Third, creating another forum for promotion of nuclear disarmament, minus the nuclear armed states, will distract from and potentially weaken the one existing and almost universally accepted instrument for containing nuclear risks, the Nuclear Non-Proliferation Treaty (NPT). Adherents to the TPNW have declared their intention not to detract from the NPT – and with good reason. More than 180 countries have already made legally binding commitments under the NPT never to acquire nuclear weapons, verified by on-site inspections conducted by the International Atomic Energy Agency. Further, the NPT includes five nuclear-armed states, China, France, Russia, the United Kingdom, and United States. Those five states are legally obligated by Article VI of the NPT to “pursue negotiations in good faith on effective measures relating to cessation of the nuclear arms race at an early date and to nuclear disarmament ….” While arguably those five states are in breach of this obligation, their continued acknowledgement of it is one of the few levers available to the international community to hold them accountable.
In the event a nuclear armed state becomes a party, the TPNW identifies the steps needed to manage and verify the disarmament process under supervision of a “competent international authority,” yet to be determined by the parties. An implementation plan is to be negotiated with that authority. Fleshing out these arrangements would be a huge task; doing it without the nuclear armed states would be futile.
So there is little to celebrate. Indeed, as so often happens, the magic of the Nobel Peace prize has dissipated. Initial enthusiasm for the treaty has waned. In our broader region those who have not signed on to the TPNW include: China, the two Koreas and Japan, Singapore and Australia, India, Sri Lanka and Pakistan, Iran and Israel. Of the ASEAN countries only four have ratified to date, but all are strong supporters of the NPT with additional commitments enshrined in the ASEAN nuclear free zone, the Treaty of Bangkok. This suggests that the region sees little prospect of the TPNW offering solutions to the nuclear threats we face.
Making the best of it
Priorities in the Asia-Pacific and more widely should now revert to the best available alternatives for reducing nuclear threats.
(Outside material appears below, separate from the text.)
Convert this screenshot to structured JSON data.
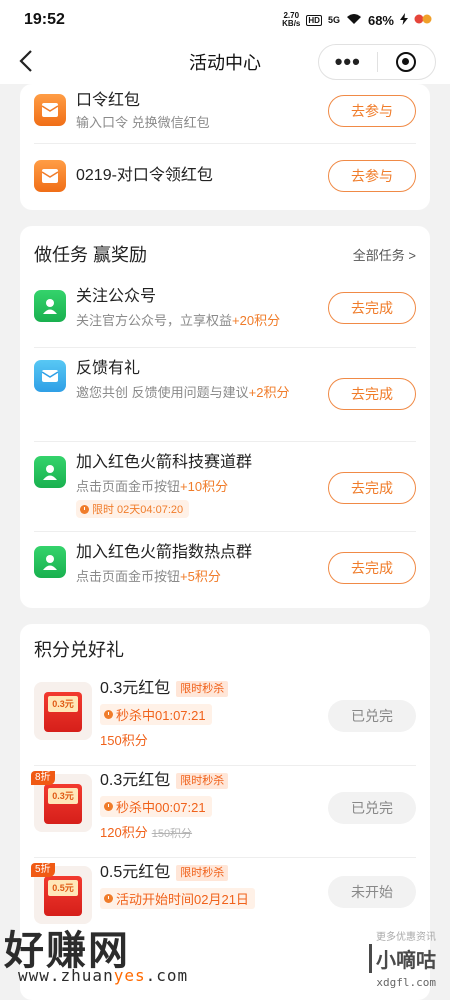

First, urgent appeals should be made to the Biden administration in Washington and to Moscow to save the near dead. This should start with an extension and even strengthening of the 2010 New START agreement imposing major limits on deployed nuclear weapons, and reengaging with Iran and DPRK to contain their nuclear ambitions.
Second, there must be a revived commitment to the NPT which has served the world well for 50 years and will be convening its COVID-delayed 10th review conference later this year. The five NPT nuclear weapon states need to be constantly reminded of their collective and unique responsibility under this treaty.
Third, states should consult additional national and non-governmental resources to identify practical confidence-building measures for reducing nuclear tensions. In the process, this could strengthen regional mechanisms for security cooperation such as the East Asia Summit and the ASEAN Regional Forum.
Fourth, the TPNW processes should support the NPT and ensure its future work contributes to solving the security, political and technical challenges of nuclear disarmament. As in the past, future disarmament will most assuredly be managed by the nuclear powers themselves. But other states have a vital stake and quite reasonably demand a rigorous and transparent process.
While acknowledging the motivation and good intent of so many of the advocates of the TPNW, this is not the time to celebrate. Rather, we must get back to the hard work of a practical agenda for reducing nuclear risks.
John Tilemann is a Senior Fellow at Asia-Pacific Leadership Network on Nuclear Non-Proliferation and Disarmament. He is a former career diplomat and was chief of staff to IAEA directors-general Hans Blix and Mohamed ElBaradei.
This article is published under a Creative Commons Licence and may be republished with attribution.